Hopefully, the songs found in this section prove to the world he can actually "start rappin like a dude."
The third section consists of tracks 12-18: Camera/Good Ones Go Interlude - The Ride. Here the album slows down again to bring back the downtempo ambient tracks and 90's R&B style jams. Although not the best singer, you can definitely hear he puts its heart on his album sleeve when listening to his R&B songs. Alongside Stevie Wonder's harmonica on the song 'Doing It Wrong' Drake tries to be real as ever stating: "we live in a generation of not being in love." Except for the exceptionally fun 'HYFR (Hell Ya F*ckin' Right)' which features his label mate Lil' Wayne, this last section is the album's cool down where after all the bravado is drained, what's left is the emotional feelings within and that's the lasting impression Drake leaves on the record. Once again I'll say it, Drake can make some good R&B songs along as they're treated as R&B songs and not a slow, sparse beat to rap slowly on.
One of the stars here is the production behind Drake's songs. Toronto's own hip hop producers take the reigns here with T-Minus responsible over the more uptempo songs and 40 in charge of the slower grooves. 40 in fact was overseeing producer of the whole album so he made sure to keep that simple but atmospheric feel prevalent throughout the album.
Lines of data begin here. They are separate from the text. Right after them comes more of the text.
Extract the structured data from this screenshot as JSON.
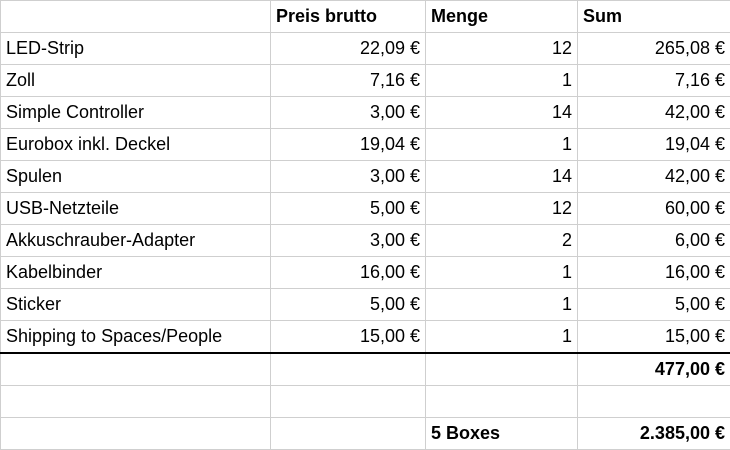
{
  "header": {
    "col1": "",
    "col2": "Preis brutto",
    "col3": "Menge",
    "col4": "Sum"
  },
  "items": [
    {
      "name": "LED-Strip",
      "price": "22,09 €",
      "qty": "12",
      "sum": "265,08 €"
    },
    {
      "name": "Zoll",
      "price": "7,16 €",
      "qty": "1",
      "sum": "7,16 €"
    },
    {
      "name": "Simple Controller",
      "price": "3,00 €",
      "qty": "14",
      "sum": "42,00 €"
    },
    {
      "name": "Eurobox inkl. Deckel",
      "price": "19,04 €",
      "qty": "1",
      "sum": "19,04 €"
    },
    {
      "name": "Spulen",
      "price": "3,00 €",
      "qty": "14",
      "sum": "42,00 €"
    },
    {
      "name": "USB-Netzteile",
      "price": "5,00 €",
      "qty": "12",
      "sum": "60,00 €"
    },
    {
      "name": "Akkuschrauber-Adapter",
      "price": "3,00 €",
      "qty": "2",
      "sum": "6,00 €"
    },
    {
      "name": "Kabelbinder",
      "price": "16,00 €",
      "qty": "1",
      "sum": "16,00 €"
    },
    {
      "name": "Sticker",
      "price": "5,00 €",
      "qty": "1",
      "sum": "5,00 €"
    },
    {
      "name": "Shipping to Spaces/People",
      "price": "15,00 €",
      "qty": "1",
      "sum": "15,00 €"
    }
  ],
  "totals": {
    "subtotal": "477,00 €",
    "boxes_label": "5 Boxes",
    "boxes_total": "2.385,00 €"
  }
}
He accomplished this sound by only sticking to minimalistic combination of instruments: drums; a murky bass line; a keyboard; sometimes an unaltered sample (unlike Kanye's super-altered sampling); and reverb on EVERYTHING to give it a big-empty-space echo (maybe to accentuate Drake's loneliness).
It just is refreshing to hear something that wasn't an overproduced super-layered stadium tune from DJ Khaled, or something that wasn't really a dance song labelled as "hip hop" (I'm looking at you Will.i.am!). Drake just fits so well on the Toronto sound that the songs not produced by a Canadian sounds out of place on this album. Just Blaze's "Lord Knows" and Jamie xx's "Take Care" are great songs in their own right, it's just that they don't really fit the album.
In conclusion, this is a great, memorable album with catchy choruses, great flow, and oozing with real emotion. The album contained a lot of heavyweight guests but Drake always rose up and showed you that this is his album and his songs. Although I have an issue with the track order in the first section, and the album has just too many tracks (sidenote: an album should have only 10 to 12 tracks - but putting too much throwaway filler was always the problem of a rap album), this is still a very good album overall.
And now to conclude this Drake review, here are a bunch of cats who look like Drake.
'Underground Kings'Drake - Underground Kings by kidsmilez93
'Crew Love (feat The Weeknd)'
'Cameras / Good Ones Go Interlude'
'HYFR (Hell Ya F*cking Right) (feat Lil' Wayne)'Drake - HYFR (Feat. Lil Wayne) by modoodom